There is a move for bifurcation of the Supreme Court into a Constitutional wing and a wing dealing with non-constitutional problems. One sees in this move an effort to disturb majority in the Supreme Court against repeal of the Keshavanand Bharati judgement that has put a restriction on changing the basic structures of the Constitution. It is an open secret that the Government desires to get this judgement repealed. The split up of the Supreme Court can be utilized to manipulate majority in favour of the Government’s approach to the Keshavanand Bharti judgement. That is an additional reason to oppose bifurcation of the Supreme Court, besides of course the need to preserve its unity and integrity.
If people are to get expeditious and fair justice from the Courts, it is highly essential that the present congestion of work in High Courts and the Supreme Court is considerably reduced. The extent of backlog of pending cases in the Supreme Court is revealed through the reply to an Unstarred question No.6495 in the Lok Sabha on 14 May 1985. The question was regarding the number of full Bench constitutional cases pending in the Supreme Court which have not been heard even once in 12 years. The reply by the Law Minister was: “As per information furnished by the Registry of the Supreme Court, there are 110 such cases”. The number of pending cases at various courts is in lakhs. With such a heavy backlog, can citizens expect a speedier and fair justice?
It is suggested that to reduce the congestion of work in High Courts and the Supreme Court, four National Tribunals should be constituted through appropriate legislation. The National Tribunals can be: one for the income tax cases; the second for revenue matters such as excise, customs, sales tax etc., the third for labour disputes and the fourth for service cases. It is further suggested that each one of these National Tribunals should have three judges with the status and emoluments of Supreme Court judges. If a statutory provision is made that matters coming up before National Tribunals will not be taken up by High Courts and the Supreme Court, the pending cases can be settled expeditiously.
To ensure effective judicial reforms the Ministry for Justice should be completely under the Law Ministry and should have no truck with the Home Ministry at all. To a very great extent this reform has been already introduced.
The freedom of judiciary often suffers due to confrontation between various limbs of the State. Such confrontation can be scrupulously avoided if people, Parliament and the Supreme Court realize their respective jurisdiction prescribed by the Constitution and refrain from encroaching on each other’s ambit of functioning.
According to our Constitution people are sovereign in electing a representative Government, Parliament is supreme in enacting laws and amending the Constitution but the Supreme Court is supreme in deciding whether the laws enacted and amendments made by Parliament are within the ambit of the Constitution. If these limitations are borne in mind, the judiciary as well as Parliament can function effectively without getting entangled in mutual controversies and recriminations.
In our democracy a free judiciary, a vigilant Parliament, a fearless press and an enlightened public opinion are the real checks and balances.
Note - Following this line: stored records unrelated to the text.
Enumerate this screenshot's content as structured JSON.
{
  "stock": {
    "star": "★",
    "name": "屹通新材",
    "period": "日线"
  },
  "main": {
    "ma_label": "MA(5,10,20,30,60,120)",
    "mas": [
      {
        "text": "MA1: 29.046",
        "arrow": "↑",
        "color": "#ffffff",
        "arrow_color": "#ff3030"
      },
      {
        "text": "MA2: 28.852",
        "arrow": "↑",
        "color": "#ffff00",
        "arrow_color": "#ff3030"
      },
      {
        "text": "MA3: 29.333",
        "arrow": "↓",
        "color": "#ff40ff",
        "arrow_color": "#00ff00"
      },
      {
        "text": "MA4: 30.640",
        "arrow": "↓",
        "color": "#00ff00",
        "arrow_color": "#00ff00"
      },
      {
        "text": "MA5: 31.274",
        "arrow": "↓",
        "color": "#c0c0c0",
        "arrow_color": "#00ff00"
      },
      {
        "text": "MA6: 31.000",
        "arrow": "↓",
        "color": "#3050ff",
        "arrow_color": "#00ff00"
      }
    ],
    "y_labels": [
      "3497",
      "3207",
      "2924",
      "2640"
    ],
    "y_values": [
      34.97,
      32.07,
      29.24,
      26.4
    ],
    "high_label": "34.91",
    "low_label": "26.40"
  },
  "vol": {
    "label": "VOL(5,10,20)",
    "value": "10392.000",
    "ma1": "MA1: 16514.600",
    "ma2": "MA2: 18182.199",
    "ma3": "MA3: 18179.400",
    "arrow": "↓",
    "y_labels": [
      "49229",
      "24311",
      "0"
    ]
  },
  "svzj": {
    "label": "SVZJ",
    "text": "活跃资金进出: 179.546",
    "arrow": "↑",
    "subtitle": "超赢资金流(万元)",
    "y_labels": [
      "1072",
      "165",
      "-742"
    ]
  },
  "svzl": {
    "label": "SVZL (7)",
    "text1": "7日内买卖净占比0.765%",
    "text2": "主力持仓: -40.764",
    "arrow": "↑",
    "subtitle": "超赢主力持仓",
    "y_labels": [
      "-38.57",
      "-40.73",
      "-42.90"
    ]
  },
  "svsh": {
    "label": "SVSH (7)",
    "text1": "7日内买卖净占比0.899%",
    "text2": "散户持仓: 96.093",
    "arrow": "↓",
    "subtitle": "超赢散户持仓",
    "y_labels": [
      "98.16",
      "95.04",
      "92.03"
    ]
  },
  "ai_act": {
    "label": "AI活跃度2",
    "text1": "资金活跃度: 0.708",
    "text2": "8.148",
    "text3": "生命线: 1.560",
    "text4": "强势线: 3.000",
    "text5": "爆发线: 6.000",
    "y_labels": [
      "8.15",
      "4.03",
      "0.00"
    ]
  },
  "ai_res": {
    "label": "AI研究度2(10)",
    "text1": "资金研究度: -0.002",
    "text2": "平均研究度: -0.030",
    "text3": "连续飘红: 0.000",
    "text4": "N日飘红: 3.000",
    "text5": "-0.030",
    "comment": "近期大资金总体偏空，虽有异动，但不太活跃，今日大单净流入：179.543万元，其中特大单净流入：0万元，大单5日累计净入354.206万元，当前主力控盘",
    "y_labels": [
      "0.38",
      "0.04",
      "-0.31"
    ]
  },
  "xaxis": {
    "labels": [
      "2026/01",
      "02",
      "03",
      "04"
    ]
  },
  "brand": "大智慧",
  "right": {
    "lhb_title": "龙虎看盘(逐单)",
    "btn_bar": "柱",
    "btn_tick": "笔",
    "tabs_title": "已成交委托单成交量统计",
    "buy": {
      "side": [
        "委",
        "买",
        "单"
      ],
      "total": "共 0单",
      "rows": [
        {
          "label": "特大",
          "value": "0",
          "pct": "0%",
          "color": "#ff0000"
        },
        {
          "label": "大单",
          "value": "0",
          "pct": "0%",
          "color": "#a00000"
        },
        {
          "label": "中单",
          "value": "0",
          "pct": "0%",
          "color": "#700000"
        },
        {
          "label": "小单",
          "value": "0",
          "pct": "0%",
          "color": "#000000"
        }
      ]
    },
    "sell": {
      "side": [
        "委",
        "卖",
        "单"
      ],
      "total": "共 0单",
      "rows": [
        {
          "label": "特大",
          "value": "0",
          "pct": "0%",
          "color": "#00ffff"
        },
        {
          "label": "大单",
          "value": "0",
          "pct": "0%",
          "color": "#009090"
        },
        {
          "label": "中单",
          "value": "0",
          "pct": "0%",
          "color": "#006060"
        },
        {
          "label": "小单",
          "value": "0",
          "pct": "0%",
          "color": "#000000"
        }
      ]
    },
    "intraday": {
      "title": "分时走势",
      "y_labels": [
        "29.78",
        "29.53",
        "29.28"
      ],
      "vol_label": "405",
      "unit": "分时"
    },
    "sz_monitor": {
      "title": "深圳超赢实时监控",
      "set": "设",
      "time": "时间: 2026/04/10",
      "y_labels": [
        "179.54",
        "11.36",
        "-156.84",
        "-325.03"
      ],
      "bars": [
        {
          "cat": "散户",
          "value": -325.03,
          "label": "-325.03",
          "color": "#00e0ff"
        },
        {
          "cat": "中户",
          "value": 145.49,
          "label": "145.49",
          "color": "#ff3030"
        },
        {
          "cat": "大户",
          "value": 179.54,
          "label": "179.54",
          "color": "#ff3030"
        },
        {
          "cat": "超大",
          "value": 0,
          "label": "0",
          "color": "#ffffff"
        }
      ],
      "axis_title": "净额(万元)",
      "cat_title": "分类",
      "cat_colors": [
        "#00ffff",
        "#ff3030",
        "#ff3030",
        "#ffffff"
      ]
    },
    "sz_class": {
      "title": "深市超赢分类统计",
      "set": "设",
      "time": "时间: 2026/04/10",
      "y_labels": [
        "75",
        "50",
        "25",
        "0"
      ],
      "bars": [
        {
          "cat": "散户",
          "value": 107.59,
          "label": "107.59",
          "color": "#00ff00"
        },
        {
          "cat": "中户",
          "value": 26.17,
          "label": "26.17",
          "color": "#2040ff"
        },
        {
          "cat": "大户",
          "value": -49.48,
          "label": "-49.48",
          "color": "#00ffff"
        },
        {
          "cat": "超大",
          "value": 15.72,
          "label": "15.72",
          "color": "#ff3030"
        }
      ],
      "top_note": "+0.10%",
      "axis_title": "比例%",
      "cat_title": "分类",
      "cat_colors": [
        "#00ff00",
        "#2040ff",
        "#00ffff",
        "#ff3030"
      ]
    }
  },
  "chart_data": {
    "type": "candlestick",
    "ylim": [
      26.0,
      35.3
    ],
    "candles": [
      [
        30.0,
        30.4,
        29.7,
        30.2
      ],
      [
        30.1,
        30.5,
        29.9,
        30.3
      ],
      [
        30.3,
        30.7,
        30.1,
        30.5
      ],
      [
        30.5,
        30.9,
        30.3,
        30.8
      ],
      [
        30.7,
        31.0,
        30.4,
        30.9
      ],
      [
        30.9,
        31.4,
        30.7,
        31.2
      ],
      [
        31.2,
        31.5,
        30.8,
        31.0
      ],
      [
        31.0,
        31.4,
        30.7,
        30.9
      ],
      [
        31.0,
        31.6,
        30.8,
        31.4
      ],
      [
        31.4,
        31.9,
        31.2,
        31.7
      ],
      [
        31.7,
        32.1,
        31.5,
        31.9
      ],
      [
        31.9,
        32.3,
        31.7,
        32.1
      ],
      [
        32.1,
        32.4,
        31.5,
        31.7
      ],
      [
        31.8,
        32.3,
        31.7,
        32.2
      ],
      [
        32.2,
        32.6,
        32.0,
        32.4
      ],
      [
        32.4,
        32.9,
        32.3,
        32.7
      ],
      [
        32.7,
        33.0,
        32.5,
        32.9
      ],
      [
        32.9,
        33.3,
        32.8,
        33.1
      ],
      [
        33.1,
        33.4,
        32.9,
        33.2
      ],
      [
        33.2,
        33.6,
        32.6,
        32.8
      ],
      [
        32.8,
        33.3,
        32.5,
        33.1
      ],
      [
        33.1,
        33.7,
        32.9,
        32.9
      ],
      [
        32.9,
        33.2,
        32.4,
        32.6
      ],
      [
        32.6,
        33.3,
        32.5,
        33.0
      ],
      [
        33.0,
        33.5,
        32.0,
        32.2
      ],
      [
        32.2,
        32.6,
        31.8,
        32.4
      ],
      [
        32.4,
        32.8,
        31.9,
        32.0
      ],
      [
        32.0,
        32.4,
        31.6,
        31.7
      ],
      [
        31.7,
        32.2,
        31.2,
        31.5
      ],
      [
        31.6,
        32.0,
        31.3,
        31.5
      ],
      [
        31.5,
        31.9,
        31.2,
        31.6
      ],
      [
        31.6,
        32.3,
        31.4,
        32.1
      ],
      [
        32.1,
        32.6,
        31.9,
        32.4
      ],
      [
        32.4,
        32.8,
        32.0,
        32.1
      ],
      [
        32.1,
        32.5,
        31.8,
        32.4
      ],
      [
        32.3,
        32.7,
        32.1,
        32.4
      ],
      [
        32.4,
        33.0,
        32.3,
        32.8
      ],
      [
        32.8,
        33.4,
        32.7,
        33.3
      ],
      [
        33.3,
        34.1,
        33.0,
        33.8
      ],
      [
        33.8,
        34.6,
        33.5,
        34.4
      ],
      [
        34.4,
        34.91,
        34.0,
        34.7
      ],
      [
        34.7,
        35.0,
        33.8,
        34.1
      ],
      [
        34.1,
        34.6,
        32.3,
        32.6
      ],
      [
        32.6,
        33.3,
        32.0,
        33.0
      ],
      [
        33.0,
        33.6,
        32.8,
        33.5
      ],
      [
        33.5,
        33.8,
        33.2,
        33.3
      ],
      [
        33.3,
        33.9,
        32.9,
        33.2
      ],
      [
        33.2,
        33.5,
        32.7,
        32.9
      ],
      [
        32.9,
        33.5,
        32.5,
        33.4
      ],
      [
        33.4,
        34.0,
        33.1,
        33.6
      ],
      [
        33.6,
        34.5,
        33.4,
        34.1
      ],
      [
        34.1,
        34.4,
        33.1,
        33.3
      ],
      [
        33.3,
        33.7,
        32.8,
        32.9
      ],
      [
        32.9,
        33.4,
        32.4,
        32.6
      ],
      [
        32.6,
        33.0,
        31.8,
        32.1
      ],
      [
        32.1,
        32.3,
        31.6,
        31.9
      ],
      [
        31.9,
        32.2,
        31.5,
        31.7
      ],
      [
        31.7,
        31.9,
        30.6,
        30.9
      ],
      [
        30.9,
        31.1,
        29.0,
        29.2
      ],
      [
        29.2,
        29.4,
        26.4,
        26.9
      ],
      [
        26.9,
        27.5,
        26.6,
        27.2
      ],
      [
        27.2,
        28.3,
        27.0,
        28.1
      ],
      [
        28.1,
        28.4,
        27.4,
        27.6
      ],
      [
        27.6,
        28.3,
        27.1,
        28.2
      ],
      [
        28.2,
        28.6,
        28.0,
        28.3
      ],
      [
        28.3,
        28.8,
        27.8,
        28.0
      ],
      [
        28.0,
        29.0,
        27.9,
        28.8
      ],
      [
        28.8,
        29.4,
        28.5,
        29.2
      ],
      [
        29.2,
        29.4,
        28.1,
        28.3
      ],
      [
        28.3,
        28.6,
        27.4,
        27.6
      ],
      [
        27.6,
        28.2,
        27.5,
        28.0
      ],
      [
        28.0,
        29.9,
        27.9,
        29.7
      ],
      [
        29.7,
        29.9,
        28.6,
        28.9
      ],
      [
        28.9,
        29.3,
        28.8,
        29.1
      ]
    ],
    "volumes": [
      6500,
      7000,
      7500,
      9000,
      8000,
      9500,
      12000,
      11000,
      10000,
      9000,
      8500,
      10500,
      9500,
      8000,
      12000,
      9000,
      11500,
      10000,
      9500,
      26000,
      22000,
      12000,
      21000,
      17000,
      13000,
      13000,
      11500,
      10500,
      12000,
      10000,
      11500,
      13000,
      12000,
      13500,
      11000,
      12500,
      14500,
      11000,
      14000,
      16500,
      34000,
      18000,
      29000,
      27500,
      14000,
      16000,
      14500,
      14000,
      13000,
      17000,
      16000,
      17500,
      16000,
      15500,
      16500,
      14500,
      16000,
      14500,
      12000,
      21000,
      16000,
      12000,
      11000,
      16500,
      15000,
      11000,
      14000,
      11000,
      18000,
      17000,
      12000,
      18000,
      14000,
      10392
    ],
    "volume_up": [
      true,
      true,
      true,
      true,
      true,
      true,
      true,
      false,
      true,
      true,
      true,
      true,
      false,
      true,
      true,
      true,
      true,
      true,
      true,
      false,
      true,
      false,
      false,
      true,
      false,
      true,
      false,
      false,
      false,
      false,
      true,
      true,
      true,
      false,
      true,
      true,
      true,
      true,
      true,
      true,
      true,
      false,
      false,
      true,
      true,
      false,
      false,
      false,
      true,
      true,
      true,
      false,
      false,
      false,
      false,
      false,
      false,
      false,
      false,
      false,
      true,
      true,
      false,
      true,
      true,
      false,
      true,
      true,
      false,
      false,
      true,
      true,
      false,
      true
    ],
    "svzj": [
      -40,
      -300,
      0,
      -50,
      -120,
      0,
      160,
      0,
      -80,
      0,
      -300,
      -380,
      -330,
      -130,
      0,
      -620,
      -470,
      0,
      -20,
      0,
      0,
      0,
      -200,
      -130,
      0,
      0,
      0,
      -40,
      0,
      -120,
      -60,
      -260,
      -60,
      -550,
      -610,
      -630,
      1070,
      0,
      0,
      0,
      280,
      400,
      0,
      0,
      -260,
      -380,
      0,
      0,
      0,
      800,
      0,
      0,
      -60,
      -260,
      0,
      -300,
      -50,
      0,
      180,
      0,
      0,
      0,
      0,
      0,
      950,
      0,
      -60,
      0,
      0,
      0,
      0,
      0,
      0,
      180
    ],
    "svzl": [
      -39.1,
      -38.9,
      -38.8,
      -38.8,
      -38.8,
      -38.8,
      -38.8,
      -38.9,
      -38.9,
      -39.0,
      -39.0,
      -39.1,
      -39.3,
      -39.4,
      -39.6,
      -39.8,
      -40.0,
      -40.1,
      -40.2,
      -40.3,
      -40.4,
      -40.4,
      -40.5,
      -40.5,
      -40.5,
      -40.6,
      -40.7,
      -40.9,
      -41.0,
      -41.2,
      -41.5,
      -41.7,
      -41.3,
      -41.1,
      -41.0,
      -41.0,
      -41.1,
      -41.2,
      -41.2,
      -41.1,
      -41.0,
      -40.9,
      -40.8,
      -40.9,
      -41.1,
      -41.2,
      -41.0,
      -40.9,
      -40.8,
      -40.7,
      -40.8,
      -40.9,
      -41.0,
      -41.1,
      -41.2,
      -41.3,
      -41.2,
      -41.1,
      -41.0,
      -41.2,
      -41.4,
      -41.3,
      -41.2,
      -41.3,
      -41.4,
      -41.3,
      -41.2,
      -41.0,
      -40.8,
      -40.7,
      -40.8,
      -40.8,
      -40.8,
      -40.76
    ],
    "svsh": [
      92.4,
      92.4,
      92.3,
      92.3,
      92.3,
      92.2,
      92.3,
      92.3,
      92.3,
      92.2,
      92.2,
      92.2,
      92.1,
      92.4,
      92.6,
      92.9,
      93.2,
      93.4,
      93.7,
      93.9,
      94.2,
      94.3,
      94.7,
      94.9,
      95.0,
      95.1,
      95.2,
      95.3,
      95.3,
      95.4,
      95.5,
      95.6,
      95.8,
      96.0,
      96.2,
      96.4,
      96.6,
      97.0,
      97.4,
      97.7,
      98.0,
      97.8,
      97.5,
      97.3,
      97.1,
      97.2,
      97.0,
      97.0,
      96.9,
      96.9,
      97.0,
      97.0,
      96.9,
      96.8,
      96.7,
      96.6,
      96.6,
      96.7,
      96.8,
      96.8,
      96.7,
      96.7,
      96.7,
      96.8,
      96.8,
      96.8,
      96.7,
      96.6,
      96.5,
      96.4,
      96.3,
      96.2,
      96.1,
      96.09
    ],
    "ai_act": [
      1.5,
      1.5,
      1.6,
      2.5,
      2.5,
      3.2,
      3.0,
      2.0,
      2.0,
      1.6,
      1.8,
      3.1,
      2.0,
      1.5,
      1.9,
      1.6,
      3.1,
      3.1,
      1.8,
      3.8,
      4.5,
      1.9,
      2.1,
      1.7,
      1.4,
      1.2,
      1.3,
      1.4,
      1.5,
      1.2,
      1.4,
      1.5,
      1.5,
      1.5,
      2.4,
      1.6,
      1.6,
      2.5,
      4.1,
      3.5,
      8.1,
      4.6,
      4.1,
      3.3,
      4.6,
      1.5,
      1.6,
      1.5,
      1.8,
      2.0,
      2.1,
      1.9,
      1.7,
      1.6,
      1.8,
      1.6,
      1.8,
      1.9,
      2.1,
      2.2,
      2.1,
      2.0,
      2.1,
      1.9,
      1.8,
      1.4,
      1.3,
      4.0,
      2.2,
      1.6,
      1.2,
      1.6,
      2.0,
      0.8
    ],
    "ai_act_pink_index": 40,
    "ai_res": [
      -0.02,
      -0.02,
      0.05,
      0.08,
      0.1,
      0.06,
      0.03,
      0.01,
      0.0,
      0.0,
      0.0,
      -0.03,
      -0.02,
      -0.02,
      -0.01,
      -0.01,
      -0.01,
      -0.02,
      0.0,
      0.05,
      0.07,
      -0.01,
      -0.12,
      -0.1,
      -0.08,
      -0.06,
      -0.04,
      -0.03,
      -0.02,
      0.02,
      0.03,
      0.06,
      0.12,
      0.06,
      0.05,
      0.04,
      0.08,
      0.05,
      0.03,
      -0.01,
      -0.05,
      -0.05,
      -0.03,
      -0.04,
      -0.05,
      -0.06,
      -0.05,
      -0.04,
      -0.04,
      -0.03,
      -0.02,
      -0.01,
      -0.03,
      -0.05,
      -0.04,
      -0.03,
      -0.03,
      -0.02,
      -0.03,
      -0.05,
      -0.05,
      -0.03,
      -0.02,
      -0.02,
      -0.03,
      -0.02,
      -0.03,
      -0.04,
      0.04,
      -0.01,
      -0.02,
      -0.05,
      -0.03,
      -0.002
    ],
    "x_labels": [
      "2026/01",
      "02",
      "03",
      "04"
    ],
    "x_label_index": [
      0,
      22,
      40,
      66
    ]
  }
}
Thus ensuring the freedom of judiciary is a fundamental reform that our judicial system needs and it must receive the nation’s urgent attention for citizens can never be free when judiciary is “bonded”. INFA